The second in a series of EDGE debates entitled Cities, Climate and *Critical Urban Infrastructure: Climate Responsive Urbanism.
The overall series explores the consequences of current practices in building, urban design, planning, regulation and policy on critical urban infrastructure. We will discuss how we can harness the often overlooked interactions of built form (the dimensions of buildings and their placement in relation to each other), urban climate and energy both in its natural expression (temperature/wind/sunshine) and those of building needs (cooling/heating loads), whilst addressing our collective responsibilities in this time of climate emergency to create net-zero carbon, healthy and resilient cities.
The intent of this series is to integrate existing knowledge across disciplines, identify gaps in current knowledge and practices, and explore solution pathways for policy and better practice.
This event explores different aspects of urban density; its impact on climate, energy use and value and the challenges it presents to planners and environmentalists.
- Rohinton Emanuel, Glasgow Caledonian University
- Philip Steadman, UCL Energy Institute
- Lucia Cerrada, London Borough of Tower Hamlets
- Nicholas Falk, The URBED Trust
- Rosie Whicheloe, London Wildlife Trust
Chair: Michael Hebbert, Bartlett School of Planning, UCL
Convenor: Richard Lorch, the Edge
Please come and contribute to the discussion. To attend please register here.
The *Critical Urban Infrastructure Framework offers an overarching approach towards climate responsive urbanism that recognises that the components of urban systems are both highly integrated and interdependent.

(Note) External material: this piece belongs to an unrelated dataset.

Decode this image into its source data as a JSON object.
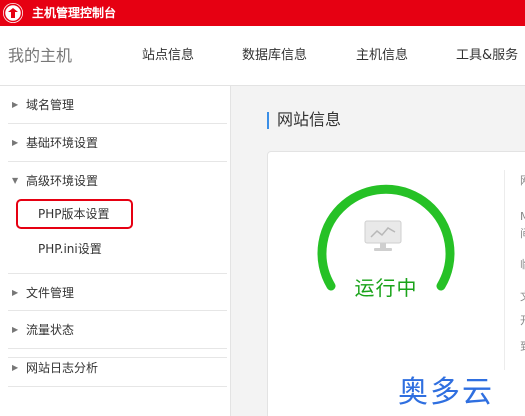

Whereas the traditional approach to the design, use, and environmental management of our cities focuses on green, blue and grey infrastructure, often in isolation, the critical approach accounts for the interdependencies between built form and function (e.g. the dimensions of individual buildings, their occupation patterns and urban layout), outdoor and indoor climates, energy demands and waste generation, etc. Critical infrastructure also includes the urban commons and the use, preservation and access to our collective shared resources (e.g. daylight, ventilation, air quality, etc.), to create comfortable healthy environments and encourage more sustainable urban practices.
This event is organised by the EDGE group and supported by the Built Environment Trust